▶ [Work instructions]: What is needed here is a verbatim copy of the records that follow.

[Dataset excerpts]
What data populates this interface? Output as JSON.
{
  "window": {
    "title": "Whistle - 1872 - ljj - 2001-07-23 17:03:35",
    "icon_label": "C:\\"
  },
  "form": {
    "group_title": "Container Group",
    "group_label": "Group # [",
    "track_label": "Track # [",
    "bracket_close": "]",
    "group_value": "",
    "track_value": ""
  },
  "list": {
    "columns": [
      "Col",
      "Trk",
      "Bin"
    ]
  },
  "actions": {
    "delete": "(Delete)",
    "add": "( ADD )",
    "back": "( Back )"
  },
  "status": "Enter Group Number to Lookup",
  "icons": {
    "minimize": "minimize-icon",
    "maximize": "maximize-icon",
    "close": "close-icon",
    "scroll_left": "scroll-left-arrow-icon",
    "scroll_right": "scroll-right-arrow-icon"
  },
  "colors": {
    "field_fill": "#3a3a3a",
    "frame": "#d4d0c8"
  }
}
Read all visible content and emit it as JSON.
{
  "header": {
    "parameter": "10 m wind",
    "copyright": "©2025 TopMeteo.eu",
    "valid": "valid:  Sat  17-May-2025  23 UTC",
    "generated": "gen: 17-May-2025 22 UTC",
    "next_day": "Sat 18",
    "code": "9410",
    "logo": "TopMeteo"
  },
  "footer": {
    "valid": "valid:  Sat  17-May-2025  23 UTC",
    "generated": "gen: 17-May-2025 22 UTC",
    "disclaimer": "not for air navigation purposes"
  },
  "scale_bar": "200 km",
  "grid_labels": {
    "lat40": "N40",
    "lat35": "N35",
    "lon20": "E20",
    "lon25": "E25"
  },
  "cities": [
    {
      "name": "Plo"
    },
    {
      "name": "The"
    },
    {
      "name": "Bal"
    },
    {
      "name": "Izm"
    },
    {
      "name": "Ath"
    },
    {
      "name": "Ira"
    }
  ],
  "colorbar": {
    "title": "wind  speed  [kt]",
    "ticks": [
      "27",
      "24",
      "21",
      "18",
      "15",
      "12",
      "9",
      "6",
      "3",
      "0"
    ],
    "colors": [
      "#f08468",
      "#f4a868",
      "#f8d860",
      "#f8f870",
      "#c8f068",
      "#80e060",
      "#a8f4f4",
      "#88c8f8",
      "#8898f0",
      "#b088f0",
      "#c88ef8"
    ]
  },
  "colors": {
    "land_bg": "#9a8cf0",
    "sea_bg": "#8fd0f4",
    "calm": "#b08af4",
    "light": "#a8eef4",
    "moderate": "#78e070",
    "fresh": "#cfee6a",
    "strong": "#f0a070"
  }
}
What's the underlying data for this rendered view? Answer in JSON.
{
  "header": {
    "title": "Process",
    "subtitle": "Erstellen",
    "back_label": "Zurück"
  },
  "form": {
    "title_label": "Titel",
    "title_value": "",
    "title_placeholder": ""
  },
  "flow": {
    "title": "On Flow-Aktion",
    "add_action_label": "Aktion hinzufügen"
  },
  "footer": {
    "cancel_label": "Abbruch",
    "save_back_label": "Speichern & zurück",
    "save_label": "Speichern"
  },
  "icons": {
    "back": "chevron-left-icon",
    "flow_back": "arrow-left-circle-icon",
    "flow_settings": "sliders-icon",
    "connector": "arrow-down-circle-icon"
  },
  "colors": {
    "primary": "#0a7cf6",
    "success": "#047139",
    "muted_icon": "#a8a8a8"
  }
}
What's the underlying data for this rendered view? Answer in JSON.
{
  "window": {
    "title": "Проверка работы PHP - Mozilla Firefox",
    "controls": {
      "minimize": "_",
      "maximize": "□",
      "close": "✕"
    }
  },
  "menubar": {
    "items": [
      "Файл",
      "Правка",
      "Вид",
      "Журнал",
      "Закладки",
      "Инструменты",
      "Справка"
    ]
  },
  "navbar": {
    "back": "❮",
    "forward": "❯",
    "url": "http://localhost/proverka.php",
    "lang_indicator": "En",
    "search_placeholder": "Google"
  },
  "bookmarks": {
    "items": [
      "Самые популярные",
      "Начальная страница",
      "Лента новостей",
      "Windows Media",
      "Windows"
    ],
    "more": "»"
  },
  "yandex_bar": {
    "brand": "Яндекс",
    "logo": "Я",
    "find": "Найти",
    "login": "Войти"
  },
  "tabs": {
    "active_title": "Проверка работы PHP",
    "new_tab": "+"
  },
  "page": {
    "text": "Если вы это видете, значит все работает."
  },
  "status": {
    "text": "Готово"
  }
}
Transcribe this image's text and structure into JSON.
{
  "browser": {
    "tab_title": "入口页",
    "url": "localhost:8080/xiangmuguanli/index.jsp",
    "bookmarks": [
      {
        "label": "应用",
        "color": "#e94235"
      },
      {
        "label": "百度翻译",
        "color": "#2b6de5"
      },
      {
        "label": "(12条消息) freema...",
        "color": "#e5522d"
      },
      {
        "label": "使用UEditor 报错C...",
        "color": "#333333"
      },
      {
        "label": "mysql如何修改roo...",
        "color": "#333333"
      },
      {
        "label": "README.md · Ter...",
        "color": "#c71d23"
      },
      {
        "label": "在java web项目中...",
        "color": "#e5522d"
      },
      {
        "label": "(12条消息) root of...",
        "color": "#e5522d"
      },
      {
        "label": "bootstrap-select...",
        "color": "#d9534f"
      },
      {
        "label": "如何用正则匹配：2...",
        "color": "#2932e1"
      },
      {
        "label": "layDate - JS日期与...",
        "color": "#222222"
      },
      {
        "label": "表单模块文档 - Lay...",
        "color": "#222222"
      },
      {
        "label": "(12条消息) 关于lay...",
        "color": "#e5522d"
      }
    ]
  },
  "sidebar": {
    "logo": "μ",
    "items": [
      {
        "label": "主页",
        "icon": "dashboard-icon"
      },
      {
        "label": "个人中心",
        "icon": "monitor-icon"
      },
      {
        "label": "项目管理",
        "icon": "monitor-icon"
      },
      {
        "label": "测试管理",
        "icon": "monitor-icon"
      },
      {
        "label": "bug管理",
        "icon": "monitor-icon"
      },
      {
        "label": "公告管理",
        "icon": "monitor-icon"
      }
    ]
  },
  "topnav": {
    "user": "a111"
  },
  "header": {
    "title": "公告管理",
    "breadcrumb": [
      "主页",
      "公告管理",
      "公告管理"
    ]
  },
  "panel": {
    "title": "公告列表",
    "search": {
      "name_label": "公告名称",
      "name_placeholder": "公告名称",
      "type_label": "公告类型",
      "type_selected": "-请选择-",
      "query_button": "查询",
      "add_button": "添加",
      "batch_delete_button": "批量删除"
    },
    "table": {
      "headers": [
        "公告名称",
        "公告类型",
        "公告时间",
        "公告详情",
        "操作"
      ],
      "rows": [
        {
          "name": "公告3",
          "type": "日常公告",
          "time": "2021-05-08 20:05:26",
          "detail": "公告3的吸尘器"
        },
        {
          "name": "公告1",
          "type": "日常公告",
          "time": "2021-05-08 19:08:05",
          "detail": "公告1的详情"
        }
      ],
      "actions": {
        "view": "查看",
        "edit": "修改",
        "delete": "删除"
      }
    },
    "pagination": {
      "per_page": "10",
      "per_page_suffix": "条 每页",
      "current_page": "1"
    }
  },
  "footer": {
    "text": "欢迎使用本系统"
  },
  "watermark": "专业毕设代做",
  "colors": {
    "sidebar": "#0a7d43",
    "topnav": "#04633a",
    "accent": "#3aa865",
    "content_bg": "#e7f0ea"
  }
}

▶ [Task output]:
What data populates this interface? Output as JSON.
{
  "window": {
    "title": "Whistle - 1872 - ljj - 2001-07-23 17:03:35",
    "icon_label": "C:\\"
  },
  "form": {
    "group_title": "Container Group",
    "group_label": "Group # [",
    "track_label": "Track # [",
    "bracket_close": "]",
    "group_value": "",
    "track_value": ""
  },
  "list": {
    "columns": [
      "Col",
      "Trk",
      "Bin"
    ]
  },
  "actions": {
    "delete": "(Delete)",
    "add": "( ADD )",
    "back": "( Back )"
  },
  "status": "Enter Group Number to Lookup",
  "icons": {
    "minimize": "minimize-icon",
    "maximize": "maximize-icon",
    "close": "close-icon",
    "scroll_left": "scroll-left-arrow-icon",
    "scroll_right": "scroll-right-arrow-icon"
  },
  "colors": {
    "field_fill": "#3a3a3a",
    "frame": "#d4d0c8"
  }
}
Read all visible content and emit it as JSON.
{
  "header": {
    "parameter": "10 m wind",
    "copyright": "©2025 TopMeteo.eu",
    "valid": "valid:  Sat  17-May-2025  23 UTC",
    "generated": "gen: 17-May-2025 22 UTC",
    "next_day": "Sat 18",
    "code": "9410",
    "logo": "TopMeteo"
  },
  "footer": {
    "valid": "valid:  Sat  17-May-2025  23 UTC",
    "generated": "gen: 17-May-2025 22 UTC",
    "disclaimer": "not for air navigation purposes"
  },
  "scale_bar": "200 km",
  "grid_labels": {
    "lat40": "N40",
    "lat35": "N35",
    "lon20": "E20",
    "lon25": "E25"
  },
  "cities": [
    {
      "name": "Plo"
    },
    {
      "name": "The"
    },
    {
      "name": "Bal"
    },
    {
      "name": "Izm"
    },
    {
      "name": "Ath"
    },
    {
      "name": "Ira"
    }
  ],
  "colorbar": {
    "title": "wind  speed  [kt]",
    "ticks": [
      "27",
      "24",
      "21",
      "18",
      "15",
      "12",
      "9",
      "6",
      "3",
      "0"
    ],
    "colors": [
      "#f08468",
      "#f4a868",
      "#f8d860",
      "#f8f870",
      "#c8f068",
      "#80e060",
      "#a8f4f4",
      "#88c8f8",
      "#8898f0",
      "#b088f0",
      "#c88ef8"
    ]
  },
  "colors": {
    "land_bg": "#9a8cf0",
    "sea_bg": "#8fd0f4",
    "calm": "#b08af4",
    "light": "#a8eef4",
    "moderate": "#78e070",
    "fresh": "#cfee6a",
    "strong": "#f0a070"
  }
}
What's the underlying data for this rendered view? Answer in JSON.
{
  "header": {
    "title": "Process",
    "subtitle": "Erstellen",
    "back_label": "Zurück"
  },
  "form": {
    "title_label": "Titel",
    "title_value": "",
    "title_placeholder": ""
  },
  "flow": {
    "title": "On Flow-Aktion",
    "add_action_label": "Aktion hinzufügen"
  },
  "footer": {
    "cancel_label": "Abbruch",
    "save_back_label": "Speichern & zurück",
    "save_label": "Speichern"
  },
  "icons": {
    "back": "chevron-left-icon",
    "flow_back": "arrow-left-circle-icon",
    "flow_settings": "sliders-icon",
    "connector": "arrow-down-circle-icon"
  },
  "colors": {
    "primary": "#0a7cf6",
    "success": "#047139",
    "muted_icon": "#a8a8a8"
  }
}
What's the underlying data for this rendered view? Answer in JSON.
{
  "window": {
    "title": "Проверка работы PHP - Mozilla Firefox",
    "controls": {
      "minimize": "_",
      "maximize": "□",
      "close": "✕"
    }
  },
  "menubar": {
    "items": [
      "Файл",
      "Правка",
      "Вид",
      "Журнал",
      "Закладки",
      "Инструменты",
      "Справка"
    ]
  },
  "navbar": {
    "back": "❮",
    "forward": "❯",
    "url": "http://localhost/proverka.php",
    "lang_indicator": "En",
    "search_placeholder": "Google"
  },
  "bookmarks": {
    "items": [
      "Самые популярные",
      "Начальная страница",
      "Лента новостей",
      "Windows Media",
      "Windows"
    ],
    "more": "»"
  },
  "yandex_bar": {
    "brand": "Яндекс",
    "logo": "Я",
    "find": "Найти",
    "login": "Войти"
  },
  "tabs": {
    "active_title": "Проверка работы PHP",
    "new_tab": "+"
  },
  "page": {
    "text": "Если вы это видете, значит все работает."
  },
  "status": {
    "text": "Готово"
  }
}
Transcribe this image's text and structure into JSON.
{
  "browser": {
    "tab_title": "入口页",
    "url": "localhost:8080/xiangmuguanli/index.jsp",
    "bookmarks": [
      {
        "label": "应用",
        "color": "#e94235"
      },
      {
        "label": "百度翻译",
        "color": "#2b6de5"
      },
      {
        "label": "(12条消息) freema...",
        "color": "#e5522d"
      },
      {
        "label": "使用UEditor 报错C...",
        "color": "#333333"
      },
      {
        "label": "mysql如何修改roo...",
        "color": "#333333"
      },
      {
        "label": "README.md · Ter...",
        "color": "#c71d23"
      },
      {
        "label": "在java web项目中...",
        "color": "#e5522d"
      },
      {
        "label": "(12条消息) root of...",
        "color": "#e5522d"
      },
      {
        "label": "bootstrap-select...",
        "color": "#d9534f"
      },
      {
        "label": "如何用正则匹配：2...",
        "color": "#2932e1"
      },
      {
        "label": "layDate - JS日期与...",
        "color": "#222222"
      },
      {
        "label": "表单模块文档 - Lay...",
        "color": "#222222"
      },
      {
        "label": "(12条消息) 关于lay...",
        "color": "#e5522d"
      }
    ]
  },
  "sidebar": {
    "logo": "μ",
    "items": [
      {
        "label": "主页",
        "icon": "dashboard-icon"
      },
      {
        "label": "个人中心",
        "icon": "monitor-icon"
      },
      {
        "label": "项目管理",
        "icon": "monitor-icon"
      },
      {
        "label": "测试管理",
        "icon": "monitor-icon"
      },
      {
        "label": "bug管理",
        "icon": "monitor-icon"
      },
      {
        "label": "公告管理",
        "icon": "monitor-icon"
      }
    ]
  },
  "topnav": {
    "user": "a111"
  },
  "header": {
    "title": "公告管理",
    "breadcrumb": [
      "主页",
      "公告管理",
      "公告管理"
    ]
  },
  "panel": {
    "title": "公告列表",
    "search": {
      "name_label": "公告名称",
      "name_placeholder": "公告名称",
      "type_label": "公告类型",
      "type_selected": "-请选择-",
      "query_button": "查询",
      "add_button": "添加",
      "batch_delete_button": "批量删除"
    },
    "table": {
      "headers": [
        "公告名称",
        "公告类型",
        "公告时间",
        "公告详情",
        "操作"
      ],
      "rows": [
        {
          "name": "公告3",
          "type": "日常公告",
          "time": "2021-05-08 20:05:26",
          "detail": "公告3的吸尘器"
        },
        {
          "name": "公告1",
          "type": "日常公告",
          "time": "2021-05-08 19:08:05",
          "detail": "公告1的详情"
        }
      ],
      "actions": {
        "view": "查看",
        "edit": "修改",
        "delete": "删除"
      }
    },
    "pagination": {
      "per_page": "10",
      "per_page_suffix": "条 每页",
      "current_page": "1"
    }
  },
  "footer": {
    "text": "欢迎使用本系统"
  },
  "watermark": "专业毕设代做",
  "colors": {
    "sidebar": "#0a7d43",
    "topnav": "#04633a",
    "accent": "#3aa865",
    "content_bg": "#e7f0ea"
  }
}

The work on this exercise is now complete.